When parents in Maryland get a divorce and one or both of them has ties to another country, they may want to put some rules in place about traveling with the child internationally. In other circumstances, one parent may want to take the child on an overseas trip while the other parent wants to be involved in the decision-making around that.
Even if parents do not share physical custody, if they share legal custody, both parents have the right to input on the child's international travel. The best way to address this is with as much information and documentation as possible. This essentially requires a two-pronged approach. One element is making sure that parents are transparent and in agreement with each other about the trip. The other element is making sure all the required documentation is in place to travel. For the traveling parent, this could include paperwork indicating permission to travel internationally with the child.
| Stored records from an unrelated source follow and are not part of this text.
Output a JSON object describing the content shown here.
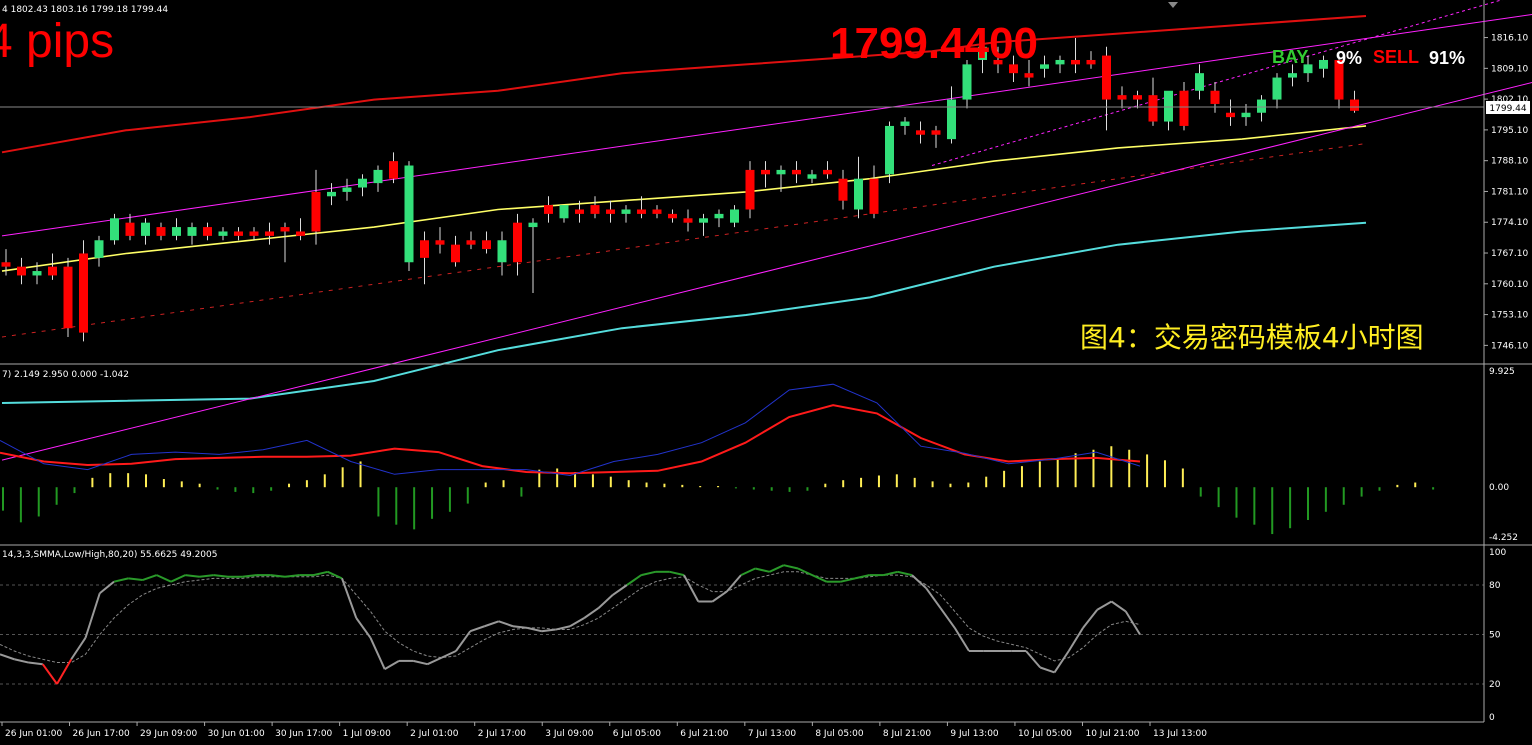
{
  "header": {
    "ohlc_text": "4  1802.43 1803.16 1799.18 1799.44",
    "pips_text": "4 pips",
    "price_text": "1799.4400",
    "bay_label": "BAY",
    "bay_pct": "9%",
    "sell_label": "SELL",
    "sell_pct": "91%",
    "caption": "图4：交易密码模板4小时图",
    "current_price_tag": "1799.44"
  },
  "colors": {
    "background": "#000000",
    "bull": "#33e07a",
    "bear": "#ff0000",
    "ma": "#ffff66",
    "upper_band": "#e01010",
    "lower_band": "#55dddd",
    "channel": "#ff22ff",
    "macd_main": "#ff1a1a",
    "macd_signal": "#2233cc",
    "hist_pos": "#ffee55",
    "hist_neg": "#229922",
    "stoch_main": "#999999",
    "stoch_green": "#2a9a2a",
    "stoch_signal": "#888888"
  },
  "chart_data": [
    {
      "type": "candlestick",
      "title": "",
      "ylim": [
        1743,
        1821
      ],
      "y_ticks": [
        "1816.10",
        "1809.10",
        "1802.10",
        "1795.10",
        "1788.10",
        "1781.10",
        "1774.10",
        "1767.10",
        "1760.10",
        "1753.10",
        "1746.10"
      ],
      "current_price": 1799.44,
      "x_ticks": [
        "26 Jun 01:00",
        "26 Jun 17:00",
        "29 Jun 09:00",
        "30 Jun 01:00",
        "30 Jun 17:00",
        "1 Jul 09:00",
        "2 Jul 01:00",
        "2 Jul 17:00",
        "3 Jul 09:00",
        "6 Jul 05:00",
        "6 Jul 21:00",
        "7 Jul 13:00",
        "8 Jul 05:00",
        "8 Jul 21:00",
        "9 Jul 13:00",
        "10 Jul 05:00",
        "10 Jul 21:00",
        "13 Jul 13:00"
      ],
      "candles": [
        {
          "o": 1765,
          "h": 1768,
          "l": 1762,
          "c": 1764
        },
        {
          "o": 1764,
          "h": 1766,
          "l": 1760,
          "c": 1762
        },
        {
          "o": 1762,
          "h": 1765,
          "l": 1760,
          "c": 1763
        },
        {
          "o": 1764,
          "h": 1767,
          "l": 1761,
          "c": 1762
        },
        {
          "o": 1764,
          "h": 1766,
          "l": 1748,
          "c": 1750
        },
        {
          "o": 1767,
          "h": 1770,
          "l": 1747,
          "c": 1749
        },
        {
          "o": 1766,
          "h": 1771,
          "l": 1764,
          "c": 1770
        },
        {
          "o": 1770,
          "h": 1776,
          "l": 1769,
          "c": 1775
        },
        {
          "o": 1774,
          "h": 1776,
          "l": 1770,
          "c": 1771
        },
        {
          "o": 1771,
          "h": 1775,
          "l": 1769,
          "c": 1774
        },
        {
          "o": 1773,
          "h": 1774,
          "l": 1770,
          "c": 1771
        },
        {
          "o": 1771,
          "h": 1775,
          "l": 1770,
          "c": 1773
        },
        {
          "o": 1771,
          "h": 1774,
          "l": 1769,
          "c": 1773
        },
        {
          "o": 1773,
          "h": 1774,
          "l": 1770,
          "c": 1771
        },
        {
          "o": 1771,
          "h": 1773,
          "l": 1770,
          "c": 1772
        },
        {
          "o": 1772,
          "h": 1773,
          "l": 1770,
          "c": 1771
        },
        {
          "o": 1772,
          "h": 1773,
          "l": 1770,
          "c": 1771
        },
        {
          "o": 1772,
          "h": 1774,
          "l": 1769,
          "c": 1771
        },
        {
          "o": 1773,
          "h": 1774,
          "l": 1765,
          "c": 1772
        },
        {
          "o": 1772,
          "h": 1775,
          "l": 1770,
          "c": 1771
        },
        {
          "o": 1781,
          "h": 1786,
          "l": 1769,
          "c": 1772
        },
        {
          "o": 1780,
          "h": 1783,
          "l": 1778,
          "c": 1781
        },
        {
          "o": 1781,
          "h": 1784,
          "l": 1779,
          "c": 1782
        },
        {
          "o": 1782,
          "h": 1785,
          "l": 1780,
          "c": 1784
        },
        {
          "o": 1783,
          "h": 1787,
          "l": 1781,
          "c": 1786
        },
        {
          "o": 1788,
          "h": 1790,
          "l": 1783,
          "c": 1784
        },
        {
          "o": 1765,
          "h": 1788,
          "l": 1763,
          "c": 1787
        },
        {
          "o": 1770,
          "h": 1772,
          "l": 1760,
          "c": 1766
        },
        {
          "o": 1770,
          "h": 1773,
          "l": 1767,
          "c": 1769
        },
        {
          "o": 1769,
          "h": 1771,
          "l": 1764,
          "c": 1765
        },
        {
          "o": 1770,
          "h": 1772,
          "l": 1768,
          "c": 1769
        },
        {
          "o": 1770,
          "h": 1772,
          "l": 1767,
          "c": 1768
        },
        {
          "o": 1765,
          "h": 1772,
          "l": 1762,
          "c": 1770
        },
        {
          "o": 1774,
          "h": 1776,
          "l": 1762,
          "c": 1765
        },
        {
          "o": 1773,
          "h": 1775,
          "l": 1758,
          "c": 1774
        },
        {
          "o": 1778,
          "h": 1780,
          "l": 1774,
          "c": 1776
        },
        {
          "o": 1775,
          "h": 1778,
          "l": 1774,
          "c": 1778
        },
        {
          "o": 1777,
          "h": 1779,
          "l": 1774,
          "c": 1776
        },
        {
          "o": 1778,
          "h": 1780,
          "l": 1775,
          "c": 1776
        },
        {
          "o": 1777,
          "h": 1779,
          "l": 1774,
          "c": 1776
        },
        {
          "o": 1776,
          "h": 1778,
          "l": 1774,
          "c": 1777
        },
        {
          "o": 1777,
          "h": 1780,
          "l": 1775,
          "c": 1776
        },
        {
          "o": 1777,
          "h": 1778,
          "l": 1775,
          "c": 1776
        },
        {
          "o": 1776,
          "h": 1777,
          "l": 1774,
          "c": 1775
        },
        {
          "o": 1775,
          "h": 1777,
          "l": 1772,
          "c": 1774
        },
        {
          "o": 1774,
          "h": 1776,
          "l": 1771,
          "c": 1775
        },
        {
          "o": 1775,
          "h": 1777,
          "l": 1773,
          "c": 1776
        },
        {
          "o": 1774,
          "h": 1778,
          "l": 1773,
          "c": 1777
        },
        {
          "o": 1786,
          "h": 1788,
          "l": 1775,
          "c": 1777
        },
        {
          "o": 1786,
          "h": 1788,
          "l": 1782,
          "c": 1785
        },
        {
          "o": 1785,
          "h": 1787,
          "l": 1781,
          "c": 1786
        },
        {
          "o": 1786,
          "h": 1788,
          "l": 1783,
          "c": 1785
        },
        {
          "o": 1784,
          "h": 1786,
          "l": 1783,
          "c": 1785
        },
        {
          "o": 1786,
          "h": 1788,
          "l": 1784,
          "c": 1785
        },
        {
          "o": 1784,
          "h": 1786,
          "l": 1777,
          "c": 1779
        },
        {
          "o": 1777,
          "h": 1789,
          "l": 1775,
          "c": 1784
        },
        {
          "o": 1784,
          "h": 1787,
          "l": 1775,
          "c": 1776
        },
        {
          "o": 1785,
          "h": 1797,
          "l": 1783,
          "c": 1796
        },
        {
          "o": 1796,
          "h": 1798,
          "l": 1794,
          "c": 1797
        },
        {
          "o": 1795,
          "h": 1797,
          "l": 1792,
          "c": 1794
        },
        {
          "o": 1795,
          "h": 1796,
          "l": 1791,
          "c": 1794
        },
        {
          "o": 1793,
          "h": 1805,
          "l": 1792,
          "c": 1802
        },
        {
          "o": 1802,
          "h": 1811,
          "l": 1800,
          "c": 1810
        },
        {
          "o": 1811,
          "h": 1818,
          "l": 1808,
          "c": 1814
        },
        {
          "o": 1811,
          "h": 1814,
          "l": 1808,
          "c": 1810
        },
        {
          "o": 1810,
          "h": 1812,
          "l": 1806,
          "c": 1808
        },
        {
          "o": 1808,
          "h": 1811,
          "l": 1805,
          "c": 1807
        },
        {
          "o": 1809,
          "h": 1812,
          "l": 1807,
          "c": 1810
        },
        {
          "o": 1810,
          "h": 1812,
          "l": 1808,
          "c": 1811
        },
        {
          "o": 1811,
          "h": 1816,
          "l": 1808,
          "c": 1810
        },
        {
          "o": 1811,
          "h": 1813,
          "l": 1809,
          "c": 1810
        },
        {
          "o": 1812,
          "h": 1814,
          "l": 1795,
          "c": 1802
        },
        {
          "o": 1803,
          "h": 1805,
          "l": 1800,
          "c": 1802
        },
        {
          "o": 1803,
          "h": 1804,
          "l": 1800,
          "c": 1802
        },
        {
          "o": 1803,
          "h": 1807,
          "l": 1796,
          "c": 1797
        },
        {
          "o": 1797,
          "h": 1803,
          "l": 1795,
          "c": 1804
        },
        {
          "o": 1804,
          "h": 1806,
          "l": 1795,
          "c": 1796
        },
        {
          "o": 1804,
          "h": 1810,
          "l": 1802,
          "c": 1808
        },
        {
          "o": 1804,
          "h": 1806,
          "l": 1799,
          "c": 1801
        },
        {
          "o": 1799,
          "h": 1802,
          "l": 1796,
          "c": 1798
        },
        {
          "o": 1798,
          "h": 1801,
          "l": 1796,
          "c": 1799
        },
        {
          "o": 1799,
          "h": 1803,
          "l": 1797,
          "c": 1802
        },
        {
          "o": 1802,
          "h": 1808,
          "l": 1800,
          "c": 1807
        },
        {
          "o": 1807,
          "h": 1810,
          "l": 1805,
          "c": 1808
        },
        {
          "o": 1808,
          "h": 1812,
          "l": 1806,
          "c": 1810
        },
        {
          "o": 1809,
          "h": 1812,
          "l": 1807,
          "c": 1811
        },
        {
          "o": 1811,
          "h": 1812,
          "l": 1800,
          "c": 1802
        },
        {
          "o": 1802,
          "h": 1804,
          "l": 1799,
          "c": 1799.44
        }
      ],
      "ma_line": [
        [
          0,
          1763
        ],
        [
          8,
          1767
        ],
        [
          16,
          1770
        ],
        [
          24,
          1773
        ],
        [
          32,
          1777
        ],
        [
          40,
          1779
        ],
        [
          48,
          1781
        ],
        [
          56,
          1784
        ],
        [
          64,
          1788
        ],
        [
          72,
          1791
        ],
        [
          80,
          1793
        ],
        [
          88,
          1796
        ]
      ],
      "upper_band": [
        [
          0,
          1790
        ],
        [
          8,
          1795
        ],
        [
          16,
          1798
        ],
        [
          24,
          1802
        ],
        [
          32,
          1804
        ],
        [
          40,
          1808
        ],
        [
          48,
          1810
        ],
        [
          56,
          1812
        ],
        [
          60,
          1813
        ],
        [
          64,
          1815
        ],
        [
          72,
          1817
        ],
        [
          80,
          1819
        ],
        [
          88,
          1821
        ]
      ],
      "lower_band": [
        [
          0,
          1733
        ],
        [
          16,
          1734
        ],
        [
          24,
          1738
        ],
        [
          32,
          1745
        ],
        [
          40,
          1750
        ],
        [
          48,
          1753
        ],
        [
          56,
          1757
        ],
        [
          64,
          1764
        ],
        [
          72,
          1769
        ],
        [
          80,
          1772
        ],
        [
          88,
          1774
        ]
      ],
      "channel_lines": [
        [
          [
            0,
            1771
          ],
          [
            100,
            1822
          ]
        ],
        [
          [
            0,
            1720
          ],
          [
            100,
            1807
          ]
        ],
        [
          [
            60,
            1787
          ],
          [
            100,
            1828
          ]
        ]
      ],
      "support_dash": [
        [
          0,
          1748
        ],
        [
          88,
          1792
        ]
      ]
    },
    {
      "type": "line",
      "title": "",
      "ohlc_text": "7) 2.149 2.950 0.000 -1.042",
      "ylim": [
        -4.252,
        9.925
      ],
      "y_ticks": [
        "9.925",
        "0.00",
        "-4.252"
      ],
      "series": [
        {
          "name": "",
          "values": [
            2.95,
            2.2,
            1.9,
            2.0,
            2.4,
            2.5,
            2.6,
            2.6,
            2.7,
            3.3,
            3.0,
            1.8,
            1.3,
            1.2,
            1.3,
            1.4,
            2.2,
            3.8,
            6.0,
            7.0,
            6.3,
            4.2,
            2.8,
            2.2,
            2.4,
            2.5,
            2.2
          ]
        },
        {
          "name": "",
          "values": [
            4.0,
            2.0,
            1.5,
            2.8,
            3.0,
            2.8,
            3.2,
            4.0,
            2.2,
            1.1,
            1.5,
            1.5,
            1.5,
            1.0,
            2.2,
            2.8,
            3.8,
            5.5,
            8.3,
            8.8,
            7.2,
            3.5,
            2.9,
            2.0,
            2.4,
            3.0,
            1.8
          ]
        }
      ],
      "histogram": [
        -2,
        -3,
        -2.5,
        -1.5,
        -0.5,
        0.8,
        1.2,
        1.2,
        1.1,
        0.7,
        0.5,
        0.3,
        -0.2,
        -0.4,
        -0.5,
        -0.3,
        0.3,
        0.6,
        1.1,
        1.7,
        2.2,
        -2.5,
        -3.2,
        -3.6,
        -2.7,
        -2.1,
        -1.4,
        0.4,
        0.6,
        -0.8,
        1.5,
        1.6,
        1.3,
        1.1,
        0.9,
        0.6,
        0.4,
        0.3,
        0.2,
        0.1,
        0.1,
        -0.1,
        -0.2,
        -0.3,
        -0.4,
        -0.3,
        0.3,
        0.6,
        0.8,
        1.0,
        1.1,
        0.8,
        0.5,
        0.3,
        0.4,
        0.9,
        1.4,
        1.8,
        2.2,
        2.5,
        2.9,
        3.2,
        3.5,
        3.2,
        2.8,
        2.3,
        1.6,
        -0.8,
        -1.7,
        -2.6,
        -3.2,
        -4.0,
        -3.5,
        -2.8,
        -2.1,
        -1.5,
        -0.8,
        -0.3,
        0.2,
        0.4,
        -0.2
      ]
    },
    {
      "type": "line",
      "title": "",
      "ohlc_text": "14,3,3,SMMA,Low/High,80,20) 55.6625 49.2005",
      "ylim": [
        0,
        100
      ],
      "y_ticks": [
        "100",
        "80",
        "50",
        "20",
        "0"
      ],
      "levels": [
        80,
        50,
        20
      ],
      "series": [
        {
          "name": "",
          "values": [
            38,
            35,
            33,
            32,
            20,
            35,
            48,
            75,
            82,
            84,
            83,
            86,
            82,
            86,
            85,
            86,
            85,
            85,
            86,
            86,
            85,
            86,
            86,
            88,
            84,
            60,
            48,
            29,
            34,
            34,
            32,
            36,
            40,
            52,
            55,
            58,
            55,
            54,
            52,
            53,
            55,
            60,
            66,
            74,
            80,
            86,
            88,
            88,
            86,
            70,
            70,
            76,
            86,
            90,
            88,
            92,
            90,
            86,
            82,
            82,
            84,
            86,
            86,
            88,
            86,
            78,
            66,
            54,
            40,
            40,
            40,
            40,
            40,
            30,
            27,
            40,
            54,
            65,
            70,
            64,
            50
          ]
        },
        {
          "name": "",
          "values": [
            44,
            40,
            37,
            35,
            33,
            33,
            38,
            50,
            60,
            68,
            74,
            78,
            80,
            82,
            83,
            84,
            84,
            84,
            85,
            85,
            85,
            85,
            85,
            86,
            84,
            74,
            64,
            52,
            45,
            40,
            37,
            36,
            37,
            42,
            47,
            51,
            53,
            54,
            54,
            53,
            53,
            56,
            60,
            66,
            72,
            78,
            82,
            84,
            85,
            80,
            76,
            76,
            80,
            84,
            86,
            88,
            88,
            86,
            84,
            84,
            84,
            85,
            86,
            86,
            85,
            80,
            74,
            64,
            54,
            49,
            46,
            44,
            42,
            38,
            34,
            36,
            42,
            50,
            56,
            58,
            56
          ]
        }
      ]
    }
  ]
}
The parameters for overseas travel might be outlined in the parenting plan. For example, the parents might agree that the child will accompany the other parent for visits to family on certain holidays or for vacation. Whatever the plan is, parents should be thorough in agreeing on dates, whom the child will travel with, contact information and any other relevant information.
International abduction may be a concern for some parents. There are preventative measures that can be taken, such as a court order that does not allow the child to be taken out of the country. However, a more common challenge in negotiating child custody that has an international component is the distance involved. If a parent is from another country and decides to or has to move back to that country, it may be necessary to return to court and get a modification in the custody agreement.